Lubricate Blades

After cleaning your dog’s nail clippers thoroughly, it’s essential to lubricate the blades. This will:

  • Prevent rust and corrosion
  • Ensure smooth, precise cuts
  • Extend the blade’s lifespan
  • Allow easy opening and closing

Use a high-quality lubricant designed for tools, applying a thin coat to the blades and pivot points. Proper maintenance keeps your clippers in top condition for safe, stress-free trimming sessions.

Frequently Asked Questions (FAQs)

Which way should dog nail clippers be used?

Picture a clumsy puppy getting its paws trimmed – that’s the delicacy required. Position clippers at 45 degrees to avoid cutting the quick, trimming nails little by little with precision and care.

How do you cut a dog’s nails for beginners?

Secure your pup, trim nail tips at a 45-degree angle from underneath using proper clippers. Go slowly, avoiding the quick (inner nail). Reward after for a positive experience.

What angle do you clip a dog’s nails?

You’ll want to clip your dog’s nails at a 45-degree angle from underneath. This angle helps avoid cutting into the quick—the inner, sensitive part of the nail containing nerves and blood vessels.

How to know where the quick is on black dog nails?

To locate the quick on black nails, carefully trim a tiny bit at a time until you see a grayish or pinkish oval shape appear – that’s the start of the quick. Be extra cautious and stop trimming once you see that oval shape.

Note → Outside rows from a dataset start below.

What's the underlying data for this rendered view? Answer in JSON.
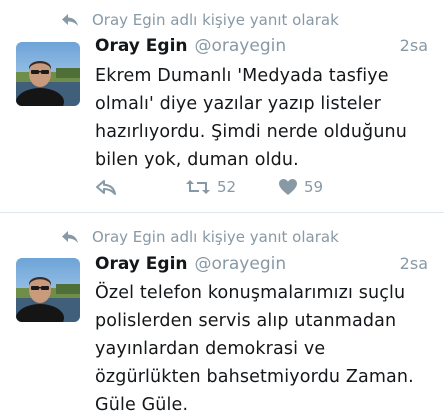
{
  "tweets": [
    {
      "context": "Oray Egin adlı kişiye yanıt olarak",
      "display_name": "Oray Egin",
      "handle": "@orayegin",
      "time": "2sa",
      "text": "Ekrem Dumanlı 'Medyada tasfiye\nolmalı' diye yazılar yazıp listeler\nhazırlıyordu. Şimdi nerde olduğunu\nbilen yok, duman oldu.",
      "retweets": "52",
      "likes": "59"
    },
    {
      "context": "Oray Egin adlı kişiye yanıt olarak",
      "display_name": "Oray Egin",
      "handle": "@orayegin",
      "time": "2sa",
      "text": "Özel telefon konuşmalarımızı suçlu\npolislerden servis alıp utanmadan\nyayınlardan demokrasi ve\nözgürlükten bahsetmiyordu Zaman.\nGüle Güle."
    }
  ],
  "colors": {
    "muted": "#8899a6",
    "text": "#14171a",
    "separator": "#e1e8ed"
  },
  "icons": {
    "context": "reply-arrow-icon",
    "reply": "reply-icon",
    "retweet": "retweet-icon",
    "like": "heart-icon"
  }
}
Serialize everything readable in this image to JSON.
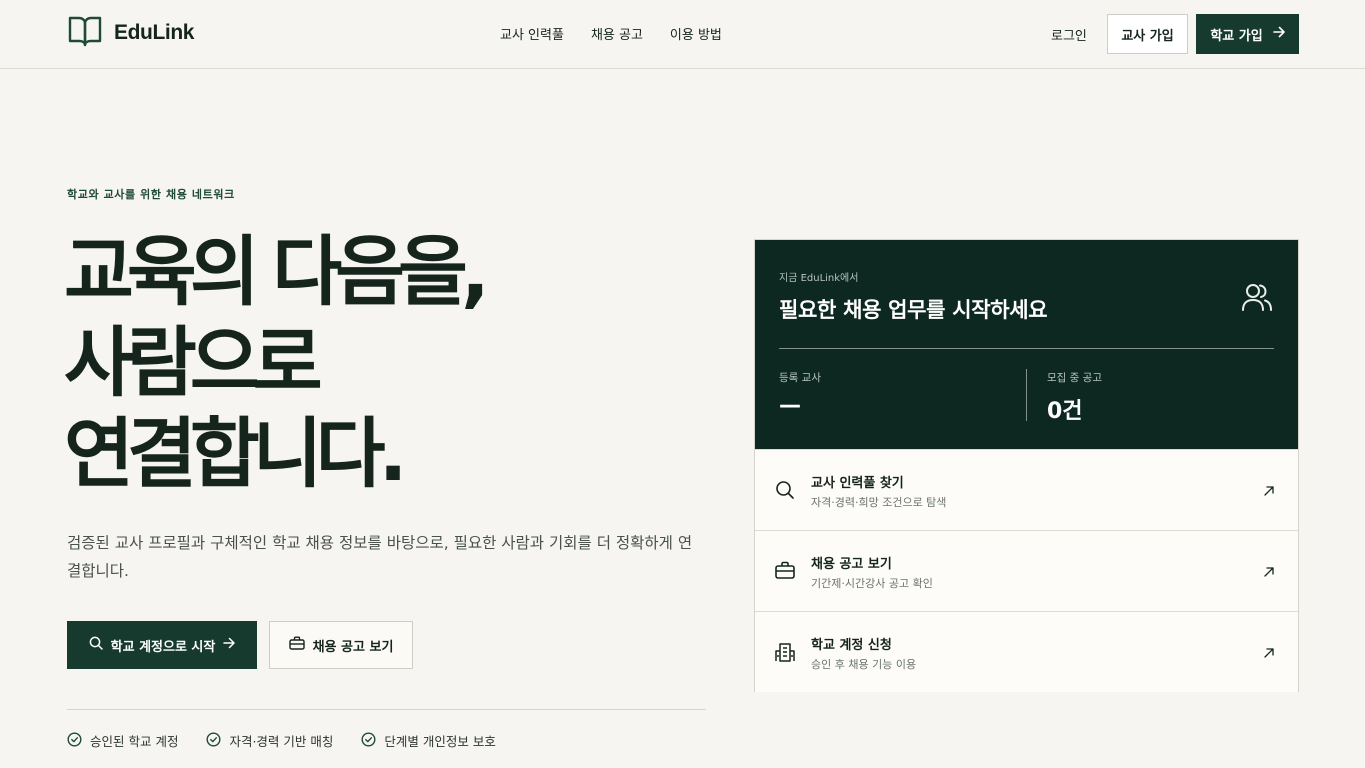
{
  "header": {
    "brand": "EduLink",
    "nav": [
      "교사 인력풀",
      "채용 공고",
      "이용 방법"
    ],
    "login": "로그인",
    "teacher_signup": "교사 가입",
    "school_signup": "학교 가입"
  },
  "hero": {
    "eyebrow": "학교와 교사를 위한 채용 네트워크",
    "title": "교육의 다음을,\n사람으로\n연결합니다.",
    "description": "검증된 교사 프로필과 구체적인 학교 채용 정보를 바탕으로, 필요한 사람과 기회를 더 정확하게 연결합니다.",
    "primary_cta": "학교 계정으로 시작",
    "secondary_cta": "채용 공고 보기",
    "features": [
      "승인된 학교 계정",
      "자격·경력 기반 매칭",
      "단계별 개인정보 보호"
    ]
  },
  "panel": {
    "kicker": "지금 EduLink에서",
    "title": "필요한 채용 업무를 시작하세요",
    "stats": [
      {
        "label": "등록 교사",
        "value": "—"
      },
      {
        "label": "모집 중 공고",
        "value": "0건"
      }
    ],
    "links": [
      {
        "title": "교사 인력풀 찾기",
        "subtitle": "자격·경력·희망 조건으로 탐색",
        "icon": "search-icon"
      },
      {
        "title": "채용 공고 보기",
        "subtitle": "기간제·시간강사 공고 확인",
        "icon": "briefcase-icon"
      },
      {
        "title": "학교 계정 신청",
        "subtitle": "승인 후 채용 기능 이용",
        "icon": "building-icon"
      }
    ]
  },
  "colors": {
    "primary": "#163a2e",
    "panel_dark": "#0c2820",
    "background": "#f6f5f1"
  }
}
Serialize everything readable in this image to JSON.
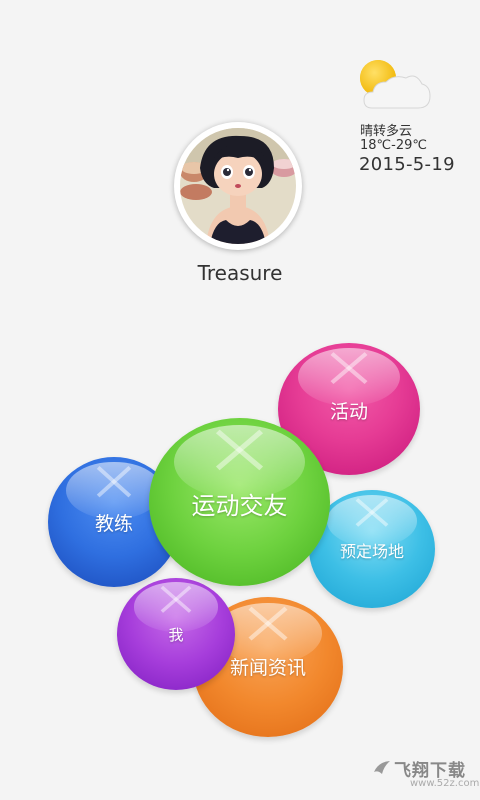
{
  "weather": {
    "icon": "partly-cloudy-icon",
    "description": "晴转多云",
    "temperature": "18℃-29℃",
    "date": "2015-5-19"
  },
  "profile": {
    "username": "Treasure"
  },
  "menu": {
    "activity": "活动",
    "coach": "教练",
    "main": "运动交友",
    "booking": "预定场地",
    "me": "我",
    "news": "新闻资讯"
  },
  "watermark": {
    "title": "飞翔下载",
    "url": "www.52z.com"
  },
  "colors": {
    "activity": "#e63c95",
    "coach": "#2f6fe0",
    "main": "#6ed23f",
    "booking": "#3dbfe6",
    "me": "#a63ddb",
    "news": "#f2882d"
  }
}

How do you train a dog to accept nail trimming?

Politely introduce nail trims early, offering treats. Desensitize by massaging paws and touching nails. Gradually work up to trims. If anxious, stop and revisit later. Consistency and positive reinforcement are key for acceptance.

At what age should you start trimming a puppys nails?

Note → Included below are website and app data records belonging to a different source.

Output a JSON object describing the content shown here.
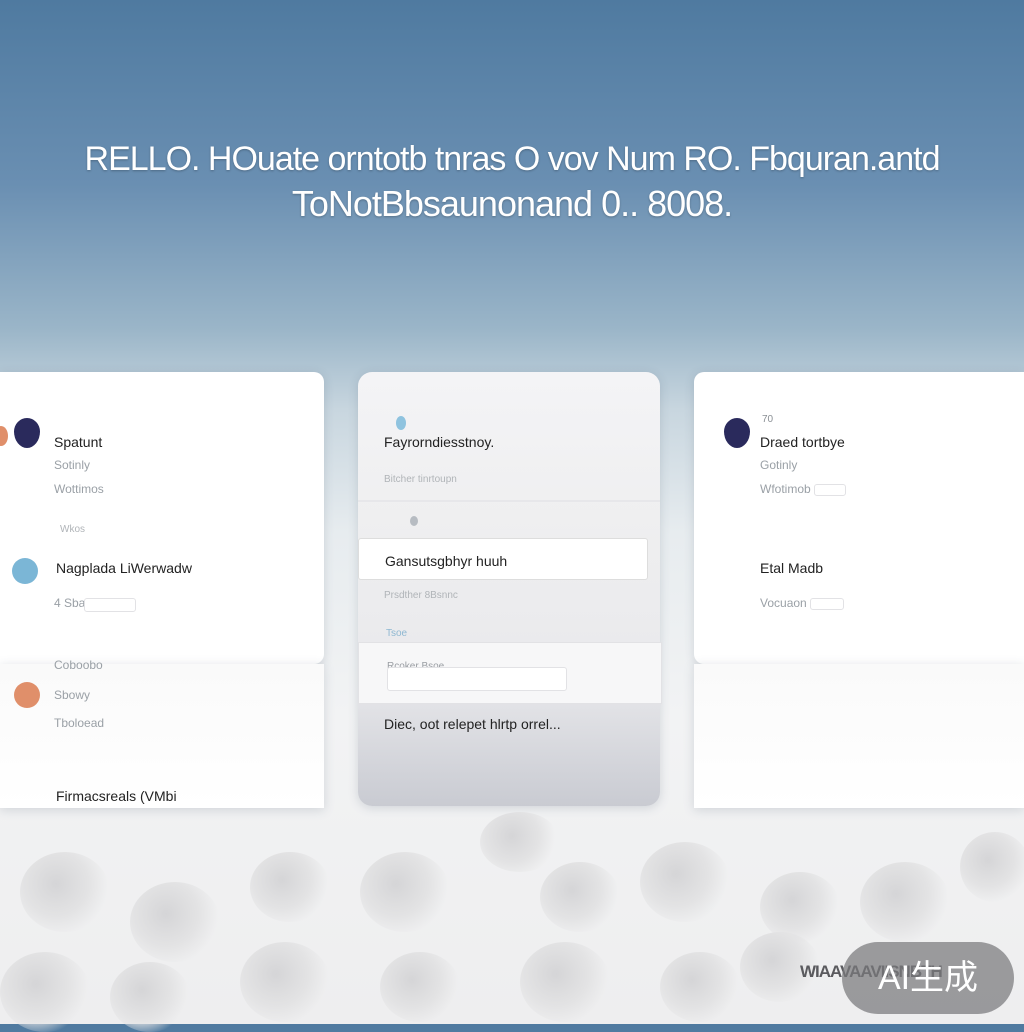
{
  "hero": {
    "line1": "RELLO. HOuate orntotb tnras O vov Num RO. Fbquran.antd",
    "line2": "ToNotBbsaunonand 0.. 8008."
  },
  "left_card": {
    "title": "Spatunt",
    "sub1": "Sotinly",
    "sub2": "Wottimos",
    "tiny": "Wkos",
    "item_title": "Nagplada LiWerwadw",
    "item_sub": "4 Sbaillo",
    "lower1": "Coboobo",
    "lower2": "Sbowy",
    "lower3": "Tboloead",
    "footer": "Firmacsreals (VMbi"
  },
  "center_card": {
    "title": "Fayrorndiesstnoy.",
    "sub": "Bitcher tinrtoupn",
    "field1_value": "Gansutsgbhyr huuh",
    "field1_label": "Prsdther 8Bsnnc",
    "section": "Tsoe",
    "field2_value": "Rcoker Bsoe",
    "footer": "Diec, oot relepet hlrtp orrel..."
  },
  "right_card": {
    "pin_number": "70",
    "title": "Draed tortbye",
    "sub1": "Gotinly",
    "sub2": "Wfotimob",
    "item_title": "Etal Madb",
    "item_sub": "Vocuaon"
  },
  "watermark": {
    "badge": "AI生成",
    "text": "WIAAVAAVIISNBTH"
  },
  "colors": {
    "pin": "#2a2a5c",
    "orange_dot": "#e08f6a",
    "blue_dot": "#7bb6d6"
  }
}
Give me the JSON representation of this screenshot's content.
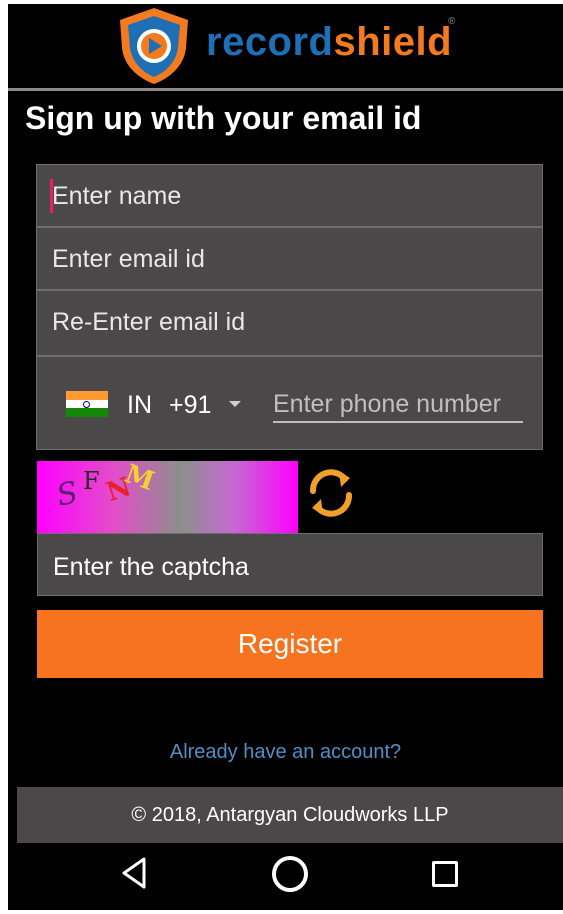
{
  "app": {
    "brand_record": "record",
    "brand_shield": "shield",
    "brand_registered": "®",
    "brand_colors": {
      "record": "#1f6fb6",
      "shield": "#f47a1f",
      "accent": "#f7731f"
    }
  },
  "page": {
    "heading": "Sign up with your email id"
  },
  "form": {
    "name_placeholder": "Enter name",
    "email_placeholder": "Enter email id",
    "reemail_placeholder": "Re-Enter email id",
    "phone": {
      "country_code": "IN",
      "dial_code": "+91",
      "placeholder": "Enter phone number",
      "flag_icon": "india-flag-icon"
    },
    "captcha": {
      "chars": [
        "S",
        "F",
        "N",
        "M"
      ],
      "refresh_icon": "refresh-icon"
    },
    "captcha_placeholder": "Enter the captcha",
    "register_label": "Register",
    "signin_link": "Already have an account?"
  },
  "footer": {
    "copyright": "© 2018, Antargyan Cloudworks LLP"
  },
  "navbar": {
    "icons": [
      "back-icon",
      "home-icon",
      "recent-apps-icon"
    ]
  }
}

You should start trimming your puppy’s nails around 12 weeks old. Early nail care helps your pup get used to the process and prevents overgrown, uncomfortable nails.

How often should you sharpen or replace dog nail clipper blades?

You’ll want to sharpen or replace dull clipper blades every 6-12 months for ideal nail trimming. Dull blades can crush nails, cause splintering, and make the process more challenging for you and your pup.

Are there alternatives to clipping for dogs that dislike nail trimmers?

Yes, you can use a nail grinder or file as alternatives. These tools gradually trim nails without clippers, reducing stress for sensitive dogs. Introduce them slowly with rewards for a positive experience.

What breeds tend to have the fastest growing dog nails?

Like a dog’s wagging tail, certain breeds’ nails grow rapidly – Siberian Huskies, Alaskan Malamutes, and active herding dogs require frequent trimming to avoid overgrowth discomfort.


Mastering how to use dog nail clippers starts with preparation, the right tools, and technique.

Accustom your pup gradually.

Choose clippers designed for their breed.

Identify the quick to avoid cutting into it.

Trim at a 45-degree angle beneath the nail.

Follow the steps methodically.

File sharp edges smooth afterward.

With patience and care, routine nail trims at home become an easy grooming task.

Avatar for Mutasim Sweileh

Mutasim Sweileh

Mutasim is the founder and editor-in-chief with a team of qualified veterinarians, their goal? Simple. Break the jargon and help you make the right decisions for your furry four-legged friends.